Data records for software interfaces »
- Opening Delimiter -
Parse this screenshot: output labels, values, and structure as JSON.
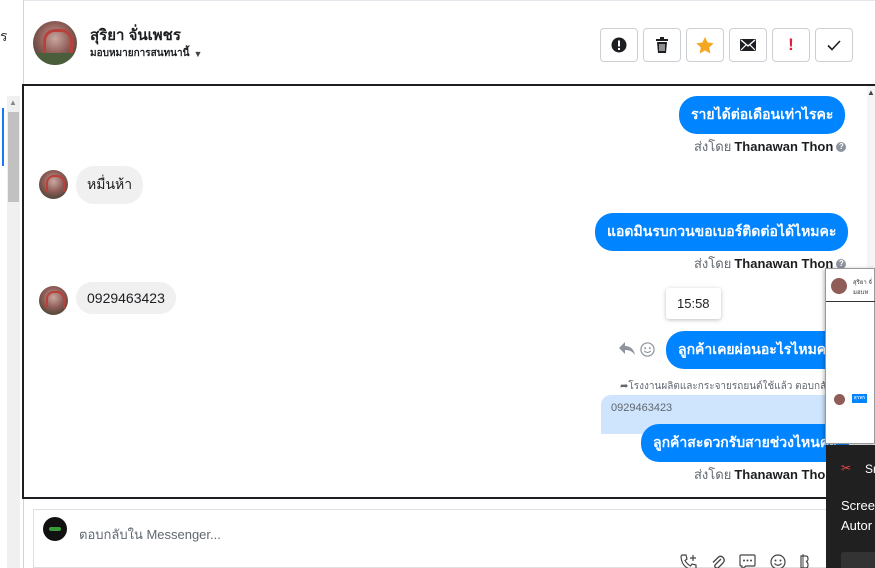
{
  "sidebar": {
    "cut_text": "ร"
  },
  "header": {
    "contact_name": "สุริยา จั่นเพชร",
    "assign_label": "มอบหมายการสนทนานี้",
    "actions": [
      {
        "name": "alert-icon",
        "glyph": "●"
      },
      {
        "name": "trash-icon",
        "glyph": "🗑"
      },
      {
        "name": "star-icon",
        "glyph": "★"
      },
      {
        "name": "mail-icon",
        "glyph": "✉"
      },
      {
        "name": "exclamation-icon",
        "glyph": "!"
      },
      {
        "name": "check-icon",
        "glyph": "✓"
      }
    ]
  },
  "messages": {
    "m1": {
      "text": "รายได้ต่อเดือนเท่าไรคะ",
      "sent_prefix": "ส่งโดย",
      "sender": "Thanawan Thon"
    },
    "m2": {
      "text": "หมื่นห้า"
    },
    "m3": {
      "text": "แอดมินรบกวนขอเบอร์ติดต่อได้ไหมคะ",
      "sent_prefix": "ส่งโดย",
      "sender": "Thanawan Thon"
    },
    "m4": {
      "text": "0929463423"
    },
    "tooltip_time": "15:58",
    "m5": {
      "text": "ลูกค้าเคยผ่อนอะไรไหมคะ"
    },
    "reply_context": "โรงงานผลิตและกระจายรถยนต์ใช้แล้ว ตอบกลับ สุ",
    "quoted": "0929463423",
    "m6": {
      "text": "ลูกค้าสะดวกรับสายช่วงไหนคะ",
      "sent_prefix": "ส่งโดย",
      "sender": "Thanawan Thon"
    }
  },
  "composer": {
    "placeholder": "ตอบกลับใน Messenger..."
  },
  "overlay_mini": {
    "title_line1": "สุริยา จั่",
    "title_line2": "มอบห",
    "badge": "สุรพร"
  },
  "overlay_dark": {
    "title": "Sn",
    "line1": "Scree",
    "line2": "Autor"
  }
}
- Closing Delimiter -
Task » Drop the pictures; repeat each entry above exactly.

Written response »
Parse this screenshot: output labels, values, and structure as JSON.
{
  "sidebar": {
    "cut_text": "ร"
  },
  "header": {
    "contact_name": "สุริยา จั่นเพชร",
    "assign_label": "มอบหมายการสนทนานี้",
    "actions": [
      {
        "name": "alert-icon",
        "glyph": "●"
      },
      {
        "name": "trash-icon",
        "glyph": "🗑"
      },
      {
        "name": "star-icon",
        "glyph": "★"
      },
      {
        "name": "mail-icon",
        "glyph": "✉"
      },
      {
        "name": "exclamation-icon",
        "glyph": "!"
      },
      {
        "name": "check-icon",
        "glyph": "✓"
      }
    ]
  },
  "messages": {
    "m1": {
      "text": "รายได้ต่อเดือนเท่าไรคะ",
      "sent_prefix": "ส่งโดย",
      "sender": "Thanawan Thon"
    },
    "m2": {
      "text": "หมื่นห้า"
    },
    "m3": {
      "text": "แอดมินรบกวนขอเบอร์ติดต่อได้ไหมคะ",
      "sent_prefix": "ส่งโดย",
      "sender": "Thanawan Thon"
    },
    "m4": {
      "text": "0929463423"
    },
    "tooltip_time": "15:58",
    "m5": {
      "text": "ลูกค้าเคยผ่อนอะไรไหมคะ"
    },
    "reply_context": "โรงงานผลิตและกระจายรถยนต์ใช้แล้ว ตอบกลับ สุ",
    "quoted": "0929463423",
    "m6": {
      "text": "ลูกค้าสะดวกรับสายช่วงไหนคะ",
      "sent_prefix": "ส่งโดย",
      "sender": "Thanawan Thon"
    }
  },
  "composer": {
    "placeholder": "ตอบกลับใน Messenger..."
  },
  "overlay_mini": {
    "title_line1": "สุริยา จั่",
    "title_line2": "มอบห",
    "badge": "สุรพร"
  },
  "overlay_dark": {
    "title": "Sn",
    "line1": "Scree",
    "line2": "Autor"
  }
}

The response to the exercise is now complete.